**MATERIAL SHOWN:**
<<<<
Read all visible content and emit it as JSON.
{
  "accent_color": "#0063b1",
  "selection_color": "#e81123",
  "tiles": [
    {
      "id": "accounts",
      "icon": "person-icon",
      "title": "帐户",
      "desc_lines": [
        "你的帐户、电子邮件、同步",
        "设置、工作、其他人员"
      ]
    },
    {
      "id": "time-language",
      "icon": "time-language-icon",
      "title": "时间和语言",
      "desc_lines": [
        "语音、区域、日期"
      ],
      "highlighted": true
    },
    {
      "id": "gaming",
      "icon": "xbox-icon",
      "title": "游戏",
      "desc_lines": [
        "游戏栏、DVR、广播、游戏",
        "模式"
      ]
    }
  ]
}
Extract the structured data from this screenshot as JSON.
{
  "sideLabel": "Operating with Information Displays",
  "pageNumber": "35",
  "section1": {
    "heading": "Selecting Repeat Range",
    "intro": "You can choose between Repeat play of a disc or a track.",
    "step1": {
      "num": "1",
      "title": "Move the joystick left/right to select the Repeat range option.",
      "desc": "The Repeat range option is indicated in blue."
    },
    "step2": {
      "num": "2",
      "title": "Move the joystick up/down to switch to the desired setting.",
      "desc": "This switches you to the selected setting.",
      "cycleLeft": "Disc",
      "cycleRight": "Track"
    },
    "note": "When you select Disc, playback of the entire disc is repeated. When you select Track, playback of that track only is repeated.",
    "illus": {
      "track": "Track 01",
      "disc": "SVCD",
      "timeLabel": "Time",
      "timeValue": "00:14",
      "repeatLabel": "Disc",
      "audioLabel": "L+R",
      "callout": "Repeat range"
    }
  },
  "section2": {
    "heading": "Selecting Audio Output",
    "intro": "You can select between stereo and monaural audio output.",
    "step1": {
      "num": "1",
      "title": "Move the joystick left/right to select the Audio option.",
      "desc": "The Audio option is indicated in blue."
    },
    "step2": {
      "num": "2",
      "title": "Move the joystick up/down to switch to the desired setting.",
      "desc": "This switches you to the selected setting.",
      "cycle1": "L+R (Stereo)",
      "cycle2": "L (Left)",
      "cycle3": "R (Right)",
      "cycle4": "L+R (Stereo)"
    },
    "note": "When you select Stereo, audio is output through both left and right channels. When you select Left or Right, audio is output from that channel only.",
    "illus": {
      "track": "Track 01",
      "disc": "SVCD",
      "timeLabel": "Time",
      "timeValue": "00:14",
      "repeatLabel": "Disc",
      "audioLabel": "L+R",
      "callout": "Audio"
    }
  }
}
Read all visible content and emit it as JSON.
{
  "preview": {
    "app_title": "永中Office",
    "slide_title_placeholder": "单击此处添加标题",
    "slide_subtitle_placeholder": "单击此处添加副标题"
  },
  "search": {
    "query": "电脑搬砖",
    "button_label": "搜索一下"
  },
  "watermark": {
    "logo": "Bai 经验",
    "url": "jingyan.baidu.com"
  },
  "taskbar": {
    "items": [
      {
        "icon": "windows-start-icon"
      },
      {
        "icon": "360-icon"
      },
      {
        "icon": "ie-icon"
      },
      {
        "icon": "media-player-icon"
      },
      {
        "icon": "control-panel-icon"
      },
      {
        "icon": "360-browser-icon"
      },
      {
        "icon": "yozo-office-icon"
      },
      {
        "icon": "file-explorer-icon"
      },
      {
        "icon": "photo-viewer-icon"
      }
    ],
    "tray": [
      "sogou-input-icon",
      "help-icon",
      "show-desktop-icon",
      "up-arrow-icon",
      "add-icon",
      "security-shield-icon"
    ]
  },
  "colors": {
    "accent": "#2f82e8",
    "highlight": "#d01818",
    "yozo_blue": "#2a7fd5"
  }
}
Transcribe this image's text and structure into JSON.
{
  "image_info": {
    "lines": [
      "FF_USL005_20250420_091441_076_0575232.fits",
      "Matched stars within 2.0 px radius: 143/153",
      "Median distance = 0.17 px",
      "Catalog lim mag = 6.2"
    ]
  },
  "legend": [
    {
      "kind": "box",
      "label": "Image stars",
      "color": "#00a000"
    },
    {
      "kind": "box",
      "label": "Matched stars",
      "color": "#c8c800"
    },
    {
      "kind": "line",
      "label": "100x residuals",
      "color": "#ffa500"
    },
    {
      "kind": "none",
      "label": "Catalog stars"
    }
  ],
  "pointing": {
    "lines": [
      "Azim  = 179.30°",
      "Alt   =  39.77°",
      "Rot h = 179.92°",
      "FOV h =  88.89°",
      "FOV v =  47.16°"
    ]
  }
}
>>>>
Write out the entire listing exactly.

**TASK ANSWER:**
Read all visible content and emit it as JSON.
{
  "accent_color": "#0063b1",
  "selection_color": "#e81123",
  "tiles": [
    {
      "id": "accounts",
      "icon": "person-icon",
      "title": "帐户",
      "desc_lines": [
        "你的帐户、电子邮件、同步",
        "设置、工作、其他人员"
      ]
    },
    {
      "id": "time-language",
      "icon": "time-language-icon",
      "title": "时间和语言",
      "desc_lines": [
        "语音、区域、日期"
      ],
      "highlighted": true
    },
    {
      "id": "gaming",
      "icon": "xbox-icon",
      "title": "游戏",
      "desc_lines": [
        "游戏栏、DVR、广播、游戏",
        "模式"
      ]
    }
  ]
}
Extract the structured data from this screenshot as JSON.
{
  "sideLabel": "Operating with Information Displays",
  "pageNumber": "35",
  "section1": {
    "heading": "Selecting Repeat Range",
    "intro": "You can choose between Repeat play of a disc or a track.",
    "step1": {
      "num": "1",
      "title": "Move the joystick left/right to select the Repeat range option.",
      "desc": "The Repeat range option is indicated in blue."
    },
    "step2": {
      "num": "2",
      "title": "Move the joystick up/down to switch to the desired setting.",
      "desc": "This switches you to the selected setting.",
      "cycleLeft": "Disc",
      "cycleRight": "Track"
    },
    "note": "When you select Disc, playback of the entire disc is repeated. When you select Track, playback of that track only is repeated.",
    "illus": {
      "track": "Track 01",
      "disc": "SVCD",
      "timeLabel": "Time",
      "timeValue": "00:14",
      "repeatLabel": "Disc",
      "audioLabel": "L+R",
      "callout": "Repeat range"
    }
  },
  "section2": {
    "heading": "Selecting Audio Output",
    "intro": "You can select between stereo and monaural audio output.",
    "step1": {
      "num": "1",
      "title": "Move the joystick left/right to select the Audio option.",
      "desc": "The Audio option is indicated in blue."
    },
    "step2": {
      "num": "2",
      "title": "Move the joystick up/down to switch to the desired setting.",
      "desc": "This switches you to the selected setting.",
      "cycle1": "L+R (Stereo)",
      "cycle2": "L (Left)",
      "cycle3": "R (Right)",
      "cycle4": "L+R (Stereo)"
    },
    "note": "When you select Stereo, audio is output through both left and right channels. When you select Left or Right, audio is output from that channel only.",
    "illus": {
      "track": "Track 01",
      "disc": "SVCD",
      "timeLabel": "Time",
      "timeValue": "00:14",
      "repeatLabel": "Disc",
      "audioLabel": "L+R",
      "callout": "Audio"
    }
  }
}
Read all visible content and emit it as JSON.
{
  "preview": {
    "app_title": "永中Office",
    "slide_title_placeholder": "单击此处添加标题",
    "slide_subtitle_placeholder": "单击此处添加副标题"
  },
  "search": {
    "query": "电脑搬砖",
    "button_label": "搜索一下"
  },
  "watermark": {
    "logo": "Bai 经验",
    "url": "jingyan.baidu.com"
  },
  "taskbar": {
    "items": [
      {
        "icon": "windows-start-icon"
      },
      {
        "icon": "360-icon"
      },
      {
        "icon": "ie-icon"
      },
      {
        "icon": "media-player-icon"
      },
      {
        "icon": "control-panel-icon"
      },
      {
        "icon": "360-browser-icon"
      },
      {
        "icon": "yozo-office-icon"
      },
      {
        "icon": "file-explorer-icon"
      },
      {
        "icon": "photo-viewer-icon"
      }
    ],
    "tray": [
      "sogou-input-icon",
      "help-icon",
      "show-desktop-icon",
      "up-arrow-icon",
      "add-icon",
      "security-shield-icon"
    ]
  },
  "colors": {
    "accent": "#2f82e8",
    "highlight": "#d01818",
    "yozo_blue": "#2a7fd5"
  }
}
Transcribe this image's text and structure into JSON.
{
  "image_info": {
    "lines": [
      "FF_USL005_20250420_091441_076_0575232.fits",
      "Matched stars within 2.0 px radius: 143/153",
      "Median distance = 0.17 px",
      "Catalog lim mag = 6.2"
    ]
  },
  "legend": [
    {
      "kind": "box",
      "label": "Image stars",
      "color": "#00a000"
    },
    {
      "kind": "box",
      "label": "Matched stars",
      "color": "#c8c800"
    },
    {
      "kind": "line",
      "label": "100x residuals",
      "color": "#ffa500"
    },
    {
      "kind": "none",
      "label": "Catalog stars"
    }
  ],
  "pointing": {
    "lines": [
      "Azim  = 179.30°",
      "Alt   =  39.77°",
      "Rot h = 179.92°",
      "FOV h =  88.89°",
      "FOV v =  47.16°"
    ]
  }
}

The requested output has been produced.